The problem: A single number is required: how many lines in the records below contain "level".

Data shown below:

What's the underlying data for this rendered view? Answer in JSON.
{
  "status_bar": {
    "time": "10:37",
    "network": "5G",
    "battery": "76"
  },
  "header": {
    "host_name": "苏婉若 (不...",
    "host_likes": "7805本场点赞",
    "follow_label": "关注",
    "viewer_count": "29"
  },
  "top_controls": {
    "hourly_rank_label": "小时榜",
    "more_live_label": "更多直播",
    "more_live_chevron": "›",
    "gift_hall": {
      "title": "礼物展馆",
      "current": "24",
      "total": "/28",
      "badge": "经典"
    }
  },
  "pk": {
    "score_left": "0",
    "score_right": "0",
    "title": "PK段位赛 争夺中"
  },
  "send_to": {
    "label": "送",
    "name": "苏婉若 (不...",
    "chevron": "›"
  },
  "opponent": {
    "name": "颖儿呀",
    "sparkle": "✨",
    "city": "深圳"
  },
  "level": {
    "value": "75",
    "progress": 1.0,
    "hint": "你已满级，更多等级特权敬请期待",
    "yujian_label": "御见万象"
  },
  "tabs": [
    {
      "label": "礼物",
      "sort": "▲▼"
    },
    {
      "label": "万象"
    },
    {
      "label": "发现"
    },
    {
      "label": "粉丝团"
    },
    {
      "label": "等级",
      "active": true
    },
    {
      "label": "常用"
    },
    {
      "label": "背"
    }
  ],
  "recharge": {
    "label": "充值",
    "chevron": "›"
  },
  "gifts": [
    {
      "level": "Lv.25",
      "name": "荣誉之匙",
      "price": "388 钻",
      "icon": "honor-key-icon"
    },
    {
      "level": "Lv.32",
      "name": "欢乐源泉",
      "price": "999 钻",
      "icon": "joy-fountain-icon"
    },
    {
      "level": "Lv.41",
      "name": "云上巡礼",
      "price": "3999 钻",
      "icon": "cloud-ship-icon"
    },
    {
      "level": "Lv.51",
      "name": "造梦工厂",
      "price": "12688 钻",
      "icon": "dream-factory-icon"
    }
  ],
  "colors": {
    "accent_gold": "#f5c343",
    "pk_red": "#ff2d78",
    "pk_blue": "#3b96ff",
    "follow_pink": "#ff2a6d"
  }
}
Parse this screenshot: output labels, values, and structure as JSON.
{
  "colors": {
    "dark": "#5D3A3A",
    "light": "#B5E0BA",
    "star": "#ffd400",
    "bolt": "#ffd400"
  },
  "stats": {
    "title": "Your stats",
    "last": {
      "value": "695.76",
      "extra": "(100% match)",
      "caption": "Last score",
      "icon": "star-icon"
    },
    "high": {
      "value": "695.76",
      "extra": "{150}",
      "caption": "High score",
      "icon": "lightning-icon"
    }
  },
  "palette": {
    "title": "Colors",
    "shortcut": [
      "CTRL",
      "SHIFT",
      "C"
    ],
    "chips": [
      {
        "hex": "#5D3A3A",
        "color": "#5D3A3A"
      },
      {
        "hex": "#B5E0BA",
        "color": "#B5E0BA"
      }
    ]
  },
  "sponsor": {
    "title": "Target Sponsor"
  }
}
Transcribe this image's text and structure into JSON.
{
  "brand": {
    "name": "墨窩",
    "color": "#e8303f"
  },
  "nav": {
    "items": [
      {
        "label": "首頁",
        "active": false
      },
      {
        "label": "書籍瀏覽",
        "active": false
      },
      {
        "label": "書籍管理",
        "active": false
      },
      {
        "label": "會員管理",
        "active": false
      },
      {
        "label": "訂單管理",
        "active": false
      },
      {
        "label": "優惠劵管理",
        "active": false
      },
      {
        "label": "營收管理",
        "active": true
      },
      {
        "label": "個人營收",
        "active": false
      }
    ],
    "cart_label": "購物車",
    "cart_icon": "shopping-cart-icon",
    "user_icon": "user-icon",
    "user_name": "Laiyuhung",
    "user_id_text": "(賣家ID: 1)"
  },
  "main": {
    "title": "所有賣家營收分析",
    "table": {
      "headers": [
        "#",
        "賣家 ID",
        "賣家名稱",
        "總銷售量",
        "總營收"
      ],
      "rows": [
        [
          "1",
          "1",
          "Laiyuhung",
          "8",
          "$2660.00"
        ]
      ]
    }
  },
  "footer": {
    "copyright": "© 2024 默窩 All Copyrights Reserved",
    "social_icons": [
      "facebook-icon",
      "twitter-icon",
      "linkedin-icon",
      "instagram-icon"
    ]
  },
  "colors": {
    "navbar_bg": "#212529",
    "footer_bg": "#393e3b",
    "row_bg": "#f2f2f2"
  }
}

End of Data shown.

Written answer: 5